Macroeconomic Factors, Holiday Season Support Higher Sales In Q4FY13
Avon’s home products consist of various third-party decorative and gift products, housewares, and other entertainment and leisure products. The company generally sources these products from various third-party suppliers and sells them through its representatives base worldwide. Although the home products segment is the smallest operating segment for Avon, the segment has shown positive growth in both reported and constant dollar revenues during the nine months in 2013.

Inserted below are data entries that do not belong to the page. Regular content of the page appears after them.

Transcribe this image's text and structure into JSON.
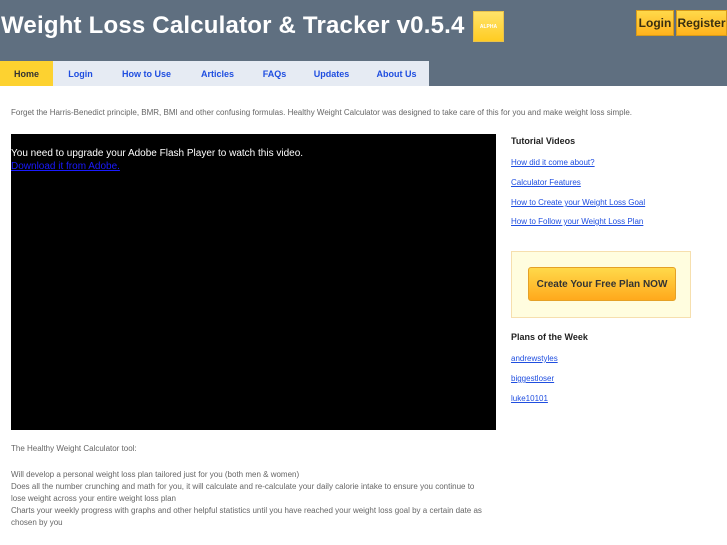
{
  "header": {
    "title": "Weight Loss Calculator & Tracker v0.5.4",
    "badge": "ALPHA",
    "login_label": "Login",
    "register_label": "Register"
  },
  "nav": {
    "items": [
      {
        "label": "Home",
        "active": true
      },
      {
        "label": "Login"
      },
      {
        "label": "How to Use"
      },
      {
        "label": "Articles"
      },
      {
        "label": "FAQs"
      },
      {
        "label": "Updates"
      },
      {
        "label": "About Us"
      }
    ]
  },
  "intro": "Forget the Harris-Benedict principle, BMR, BMI and other confusing formulas. Healthy Weight Calculator was designed to take care of this for you and make weight loss simple.",
  "video": {
    "message": "You need to upgrade your Adobe Flash Player to watch this video.",
    "link": "Download it from Adobe."
  },
  "sidebar": {
    "tutorials_heading": "Tutorial Videos",
    "tutorials": [
      "How did it come about?",
      "Calculator Features",
      "How to Create your Weight Loss Goal",
      "How to Follow your Weight Loss Plan"
    ],
    "cta_label": "Create Your Free Plan NOW",
    "plans_heading": "Plans of the Week",
    "plans": [
      "andrewstyles",
      "biggestloser",
      "luke10101"
    ]
  },
  "body": {
    "tool_heading": "The Healthy Weight Calculator tool:",
    "lines": [
      "Will develop a personal weight loss plan tailored just for you (both men & women)",
      "Does all the number crunching and math for you, it will calculate and re-calculate your daily calorie intake to ensure you continue to",
      "lose weight across your entire weight loss plan",
      "Charts your weekly progress with graphs and other helpful statistics until you have reached your weight loss goal by a certain date as",
      "chosen by you"
    ]
  },
  "colors": {
    "header_bg": "#5f6f80",
    "accent_yellow": "#fdd230",
    "link_blue": "#1f4ee0",
    "nav_bg": "#e6ebf3"
  }
}
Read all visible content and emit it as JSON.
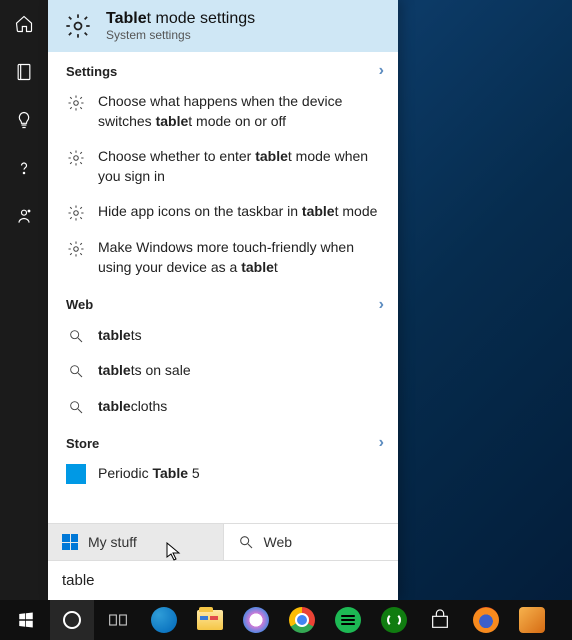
{
  "best_match": {
    "title_prefix": "Table",
    "title_suffix": "t mode settings",
    "subtitle": "System settings"
  },
  "sections": {
    "settings": {
      "label": "Settings",
      "items": [
        {
          "prefix": "Choose what happens when the device switches ",
          "bold": "table",
          "suffix": "t mode on or off"
        },
        {
          "prefix": "Choose whether to enter ",
          "bold": "table",
          "suffix": "t mode when you sign in"
        },
        {
          "prefix": "Hide app icons on the taskbar in ",
          "bold": "table",
          "suffix": "t mode"
        },
        {
          "prefix": "Make Windows more touch-friendly when using your device as a ",
          "bold": "table",
          "suffix": "t"
        }
      ]
    },
    "web": {
      "label": "Web",
      "items": [
        {
          "bold": "table",
          "suffix": "ts"
        },
        {
          "bold": "table",
          "suffix": "ts on sale"
        },
        {
          "bold": "table",
          "suffix": "cloths"
        }
      ]
    },
    "store": {
      "label": "Store",
      "items": [
        {
          "prefix": "Periodic ",
          "bold": "Table",
          "suffix": " 5"
        }
      ]
    }
  },
  "filters": {
    "my_stuff": "My stuff",
    "web": "Web"
  },
  "search": {
    "value": "table"
  },
  "rail_icons": [
    "home",
    "notebook",
    "lightbulb",
    "help",
    "feedback"
  ],
  "taskbar": [
    "start",
    "cortana",
    "taskview",
    "edge",
    "explorer",
    "itunes",
    "chrome",
    "spotify",
    "xbox",
    "store",
    "firefox",
    "app"
  ]
}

Reported revenues for the segment stood at $741 million in the January – September 2013 period, up 5% over sales from the same period in 2012. On the other hand, Avon’s Beauty and Fashion product segments showed declines of 6% in reported revenues during the same period. Factors such as higher product pricing and better merchandising of home products have contributed to this positive growth from the home product segment. In addition to favorable company specific factors, we believe that macroeconomic tailwinds typically tend to increase household product spending.
The recent talk about an acceleration in the Federal Reserve’s QE tapering program has forced many customers within the U.S. to refinance their properties before mortgage interest rates spike upwards. The fear of an accelerated QE tapering pushed various emerging market currencies higher. Higher home sales and refinancing within the U.S., and weaker global currencies against the dollar, should support an increase in home products sales for Avon, despite a reduction in volumes sold as a result of weak consumer sentiment.
Although global online retailers such as eBay (NASDAQ:EBAY) and Amazon (NASDAQ:AMZN) voiced a cautious outlook for holiday season sales, there is a likelihood,in our view, that the forthcoming holiday season could support strong demand in decorative and household products. We expect home products sales to amount to approximately $312 million during the fourth quarter of fiscal 2013 for Avon. However, lapses in the company’s restructuring program have dented Avon’s growth and continue to lead to a reduction in active representative count for the company.
Problems with the company’s global hiring and training system, combined with strained relationships with employees in North America following the launch of Avon’s pilot Service Transformation Model (SMT), led to a 3% reduction in the company’s active representative count in Q3 alone. (See: Avon Posts Dismal Q3 Results With Lapses In Turnaround Strategy) Since the company’s sales are directly proportional to the number of active representatives, there is a significant downside risk to the company’s stock, depicted through the chart shown below. A reduction in representative base could lead to a reduction in sales per representative, which reduces our price estimate by impacting all of Avon’s operational divisions.